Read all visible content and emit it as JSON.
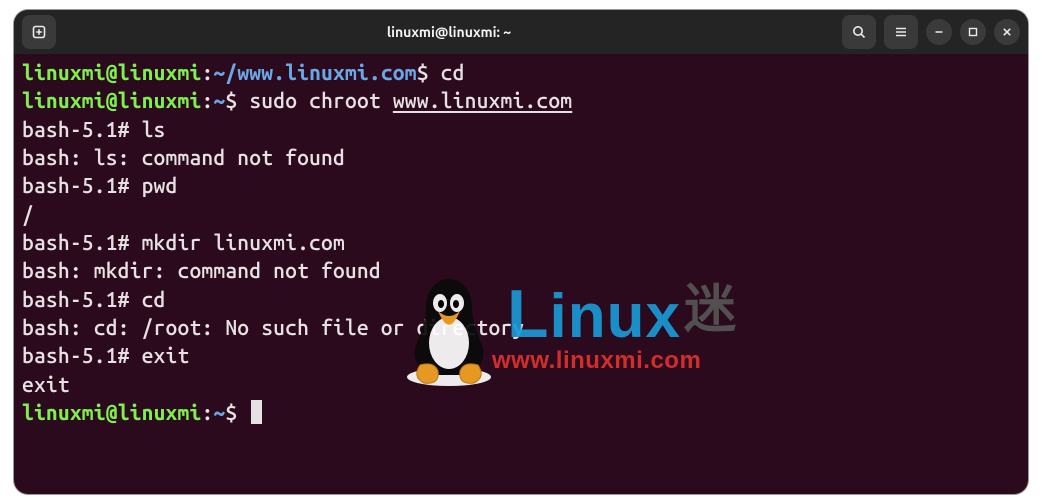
{
  "titlebar": {
    "title": "linuxmi@linuxmi: ~"
  },
  "prompt": {
    "user": "linuxmi",
    "at": "@",
    "host": "linuxmi",
    "home_sig": "~",
    "dollar": "$"
  },
  "lines": {
    "l1_path": "~/www.linuxmi.com",
    "l1_cmd": "cd",
    "l2_path": "~",
    "l2_cmd": "sudo chroot ",
    "l2_cmd_ul": "www.linuxmi.com",
    "l3": "bash-5.1# ls",
    "l4": "bash: ls: command not found",
    "l5": "bash-5.1# pwd",
    "l6": "/",
    "l7": "bash-5.1# mkdir linuxmi.com",
    "l8": "bash: mkdir: command not found",
    "l9": "bash-5.1# cd",
    "l10": "bash: cd: /root: No such file or directory",
    "l11": "bash-5.1# exit",
    "l12": "exit",
    "l13_path": "~"
  },
  "watermark": {
    "brand": "Linux",
    "cn": "迷",
    "url": "www.linuxmi.com"
  }
}
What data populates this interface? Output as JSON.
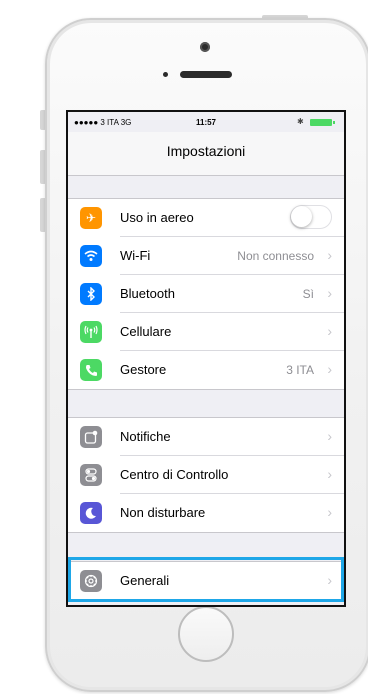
{
  "status_bar": {
    "carrier": "●●●●● 3 ITA  3G",
    "time": "11:57",
    "bluetooth_icon": "bluetooth-icon",
    "battery_icon": "battery-icon"
  },
  "nav": {
    "title": "Impostazioni"
  },
  "groups": [
    {
      "items": [
        {
          "label": "Uso in aereo",
          "icon": "airplane-icon",
          "icon_color": "#ff9500",
          "control": "toggle",
          "toggle_on": false
        },
        {
          "label": "Wi-Fi",
          "icon": "wifi-icon",
          "icon_color": "#007aff",
          "value": "Non connesso"
        },
        {
          "label": "Bluetooth",
          "icon": "bluetooth-icon",
          "icon_color": "#007aff",
          "value": "Sì"
        },
        {
          "label": "Cellulare",
          "icon": "cellular-icon",
          "icon_color": "#4cd964",
          "value": ""
        },
        {
          "label": "Gestore",
          "icon": "phone-icon",
          "icon_color": "#4cd964",
          "value": "3 ITA"
        }
      ]
    },
    {
      "items": [
        {
          "label": "Notifiche",
          "icon": "notifications-icon",
          "icon_color": "#8e8e93"
        },
        {
          "label": "Centro di Controllo",
          "icon": "control-center-icon",
          "icon_color": "#8e8e93"
        },
        {
          "label": "Non disturbare",
          "icon": "moon-icon",
          "icon_color": "#5856d6"
        }
      ]
    },
    {
      "items": [
        {
          "label": "Generali",
          "icon": "gear-icon",
          "icon_color": "#8e8e93",
          "highlighted": true,
          "highlight_color": "#1ea7e8"
        }
      ]
    }
  ]
}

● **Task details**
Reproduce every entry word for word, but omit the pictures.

● **Result for this task**
Read all visible content and emit it as JSON.
{
  "titlebar": {
    "title": "linuxmi@linuxmi: ~"
  },
  "prompt": {
    "user": "linuxmi",
    "at": "@",
    "host": "linuxmi",
    "home_sig": "~",
    "dollar": "$"
  },
  "lines": {
    "l1_path": "~/www.linuxmi.com",
    "l1_cmd": "cd",
    "l2_path": "~",
    "l2_cmd": "sudo chroot ",
    "l2_cmd_ul": "www.linuxmi.com",
    "l3": "bash-5.1# ls",
    "l4": "bash: ls: command not found",
    "l5": "bash-5.1# pwd",
    "l6": "/",
    "l7": "bash-5.1# mkdir linuxmi.com",
    "l8": "bash: mkdir: command not found",
    "l9": "bash-5.1# cd",
    "l10": "bash: cd: /root: No such file or directory",
    "l11": "bash-5.1# exit",
    "l12": "exit",
    "l13_path": "~"
  },
  "watermark": {
    "brand": "Linux",
    "cn": "迷",
    "url": "www.linuxmi.com"
  }
}
What data populates this interface? Output as JSON.
{
  "status_bar": {
    "carrier": "●●●●● 3 ITA  3G",
    "time": "11:57",
    "bluetooth_icon": "bluetooth-icon",
    "battery_icon": "battery-icon"
  },
  "nav": {
    "title": "Impostazioni"
  },
  "groups": [
    {
      "items": [
        {
          "label": "Uso in aereo",
          "icon": "airplane-icon",
          "icon_color": "#ff9500",
          "control": "toggle",
          "toggle_on": false
        },
        {
          "label": "Wi-Fi",
          "icon": "wifi-icon",
          "icon_color": "#007aff",
          "value": "Non connesso"
        },
        {
          "label": "Bluetooth",
          "icon": "bluetooth-icon",
          "icon_color": "#007aff",
          "value": "Sì"
        },
        {
          "label": "Cellulare",
          "icon": "cellular-icon",
          "icon_color": "#4cd964",
          "value": ""
        },
        {
          "label": "Gestore",
          "icon": "phone-icon",
          "icon_color": "#4cd964",
          "value": "3 ITA"
        }
      ]
    },
    {
      "items": [
        {
          "label": "Notifiche",
          "icon": "notifications-icon",
          "icon_color": "#8e8e93"
        },
        {
          "label": "Centro di Controllo",
          "icon": "control-center-icon",
          "icon_color": "#8e8e93"
        },
        {
          "label": "Non disturbare",
          "icon": "moon-icon",
          "icon_color": "#5856d6"
        }
      ]
    },
    {
      "items": [
        {
          "label": "Generali",
          "icon": "gear-icon",
          "icon_color": "#8e8e93",
          "highlighted": true,
          "highlight_color": "#1ea7e8"
        }
      ]
    }
  ]
}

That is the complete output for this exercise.